--- WHAT TO PRODUCE ---
Only the lines with the string "작업공간" are needed; return each of them from the entries below.

--- DATA RECORDS ---
________________________________________
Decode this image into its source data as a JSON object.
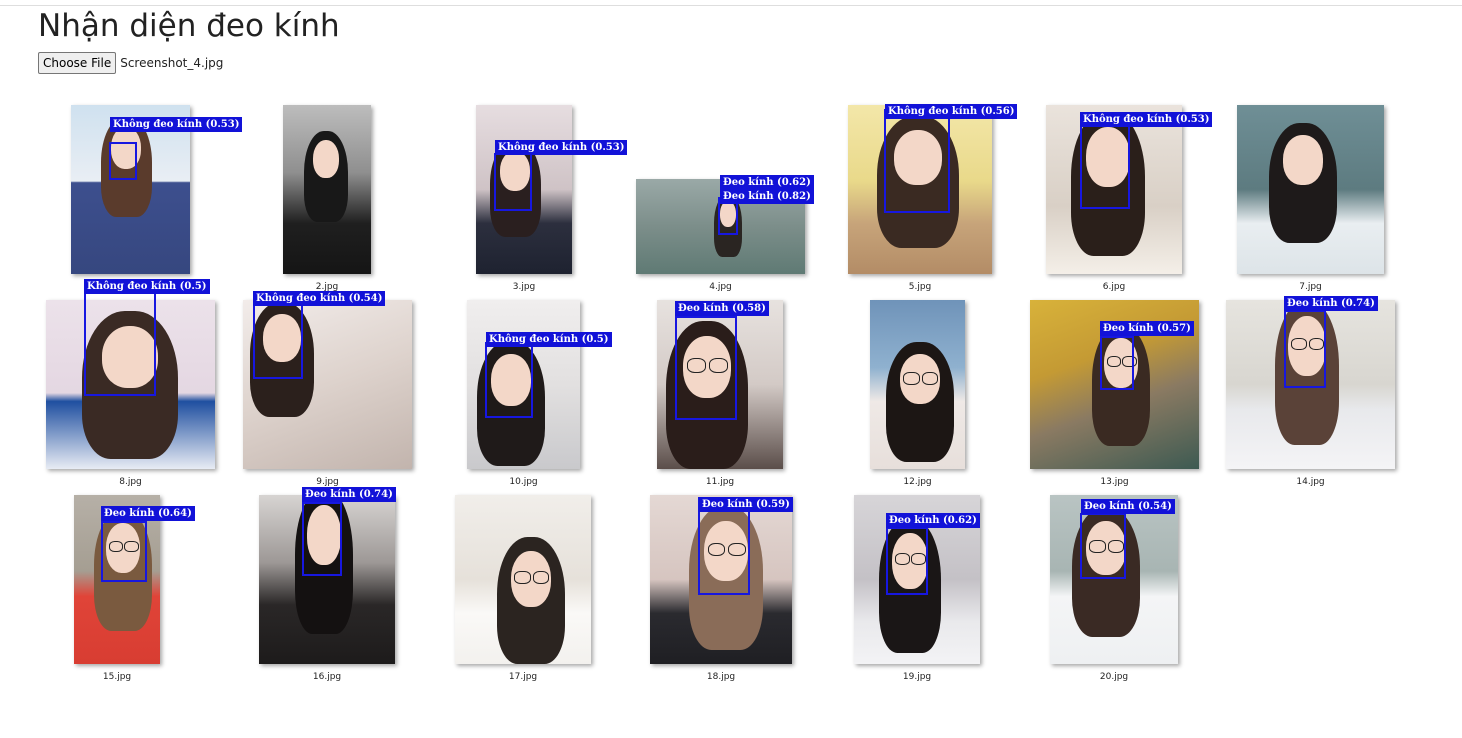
{
  "page": {
    "title": "Nhận diện đeo kính"
  },
  "upload": {
    "button_label": "Choose File",
    "file_name": "Screenshot_4.jpg"
  },
  "results": [
    {
      "caption": "",
      "labels": [
        "Không đeo kính (0.53)"
      ]
    },
    {
      "caption": "2.jpg",
      "labels": []
    },
    {
      "caption": "3.jpg",
      "labels": [
        "Không đeo kính (0.53)"
      ]
    },
    {
      "caption": "4.jpg",
      "labels": [
        "Đeo kính (0.62)",
        "Đeo kính (0.82)"
      ]
    },
    {
      "caption": "5.jpg",
      "labels": [
        "Không đeo kính (0.56)"
      ]
    },
    {
      "caption": "6.jpg",
      "labels": [
        "Không đeo kính (0.53)"
      ]
    },
    {
      "caption": "7.jpg",
      "labels": []
    },
    {
      "caption": "8.jpg",
      "labels": [
        "Không đeo kính (0.5)"
      ]
    },
    {
      "caption": "9.jpg",
      "labels": [
        "Không đeo kính (0.54)"
      ]
    },
    {
      "caption": "10.jpg",
      "labels": [
        "Không đeo kính (0.5)"
      ]
    },
    {
      "caption": "11.jpg",
      "labels": [
        "Đeo kính (0.58)"
      ]
    },
    {
      "caption": "12.jpg",
      "labels": []
    },
    {
      "caption": "13.jpg",
      "labels": [
        "Đeo kính (0.57)"
      ]
    },
    {
      "caption": "14.jpg",
      "labels": [
        "Đeo kính (0.74)"
      ]
    },
    {
      "caption": "15.jpg",
      "labels": [
        "Đeo kính (0.64)"
      ]
    },
    {
      "caption": "16.jpg",
      "labels": [
        "Đeo kính (0.74)"
      ]
    },
    {
      "caption": "17.jpg",
      "labels": []
    },
    {
      "caption": "18.jpg",
      "labels": [
        "Đeo kính (0.59)"
      ]
    },
    {
      "caption": "19.jpg",
      "labels": [
        "Đeo kính (0.62)"
      ]
    },
    {
      "caption": "20.jpg",
      "labels": [
        "Đeo kính (0.54)"
      ]
    }
  ]
}
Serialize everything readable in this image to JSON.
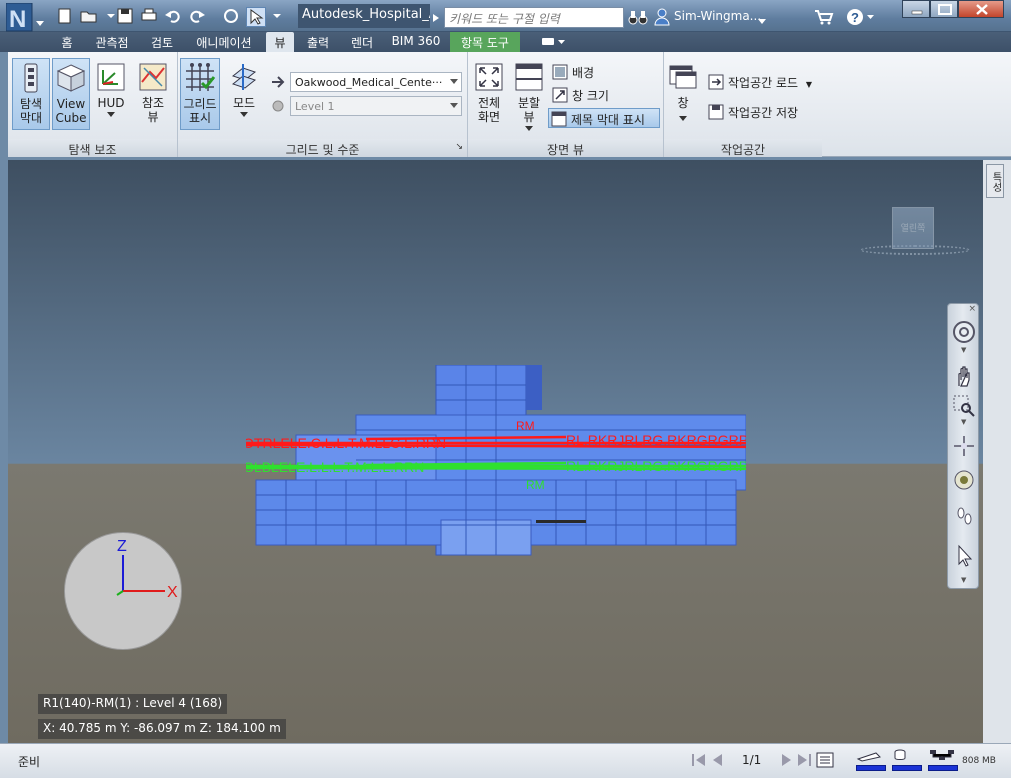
{
  "title_bar": {
    "document_title": "Autodesk_Hospital_Ar...",
    "search_placeholder": "키워드 또는 구절 입력",
    "user_name": "Sim-Wingma...",
    "icons": [
      "app-logo-icon",
      "new-icon",
      "open-icon",
      "save-icon",
      "print-icon",
      "undo-icon",
      "redo-icon",
      "refresh-icon",
      "select-icon",
      "binoculars-icon",
      "user-icon",
      "cart-icon",
      "help-icon"
    ]
  },
  "tabs": [
    {
      "label": "홈",
      "active": false
    },
    {
      "label": "관측점",
      "active": false
    },
    {
      "label": "검토",
      "active": false
    },
    {
      "label": "애니메이션",
      "active": false
    },
    {
      "label": "뷰",
      "active": true
    },
    {
      "label": "출력",
      "active": false
    },
    {
      "label": "렌더",
      "active": false
    },
    {
      "label": "BIM 360",
      "active": false
    },
    {
      "label": "항목 도구",
      "active": false,
      "contextual": true
    }
  ],
  "ribbon": {
    "nav_aids": {
      "title": "탐색 보조",
      "nav_bar_label": "탐색\n막대",
      "viewcube_label": "View\nCube",
      "hud_label": "HUD",
      "reference_views_label": "참조\n뷰"
    },
    "grids_levels": {
      "title": "그리드 및 수준",
      "show_grid_label": "그리드\n표시",
      "mode_label": "모드",
      "model_combo": "Oakwood_Medical_Cente···",
      "level_combo": "Level 1"
    },
    "scene_view": {
      "title": "장면 뷰",
      "full_screen_label": "전체\n화면",
      "split_view_label": "분할\n뷰",
      "background_label": "배경",
      "window_size_label": "창 크기",
      "show_title_bar_label": "제목 막대 표시"
    },
    "workspace": {
      "title": "작업공간",
      "windows_label": "창",
      "load_workspace_label": "작업공간 로드",
      "save_workspace_label": "작업공간 저장"
    }
  },
  "viewport": {
    "viewcube_face": "열린쪽",
    "axis_labels": {
      "z": "Z",
      "x": "X"
    },
    "selection_readout": "R1(140)-RM(1) : Level 4 (168)",
    "coords_readout": "X: 40.785 m  Y: -86.097 m  Z: 184.100 m",
    "right_tab": "특성",
    "nav_bar_icons": [
      "steeringwheel-icon",
      "pan-icon",
      "zoom-window-icon",
      "orbit-icon",
      "look-icon",
      "walk-icon",
      "select-arrow-icon"
    ]
  },
  "status_bar": {
    "status": "준비",
    "page": "1/1",
    "memory": "808 MB"
  },
  "colors": {
    "accent": "#5b8fd6",
    "contextual_tab": "#58a55c",
    "grid_red": "#ff1a1a",
    "grid_green": "#2fe02f"
  }
}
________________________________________
--- WRITTEN RESPONSE ---
      "title": "작업공간",
      "load_workspace_label": "작업공간 로드",
      "save_workspace_label": "작업공간 저장"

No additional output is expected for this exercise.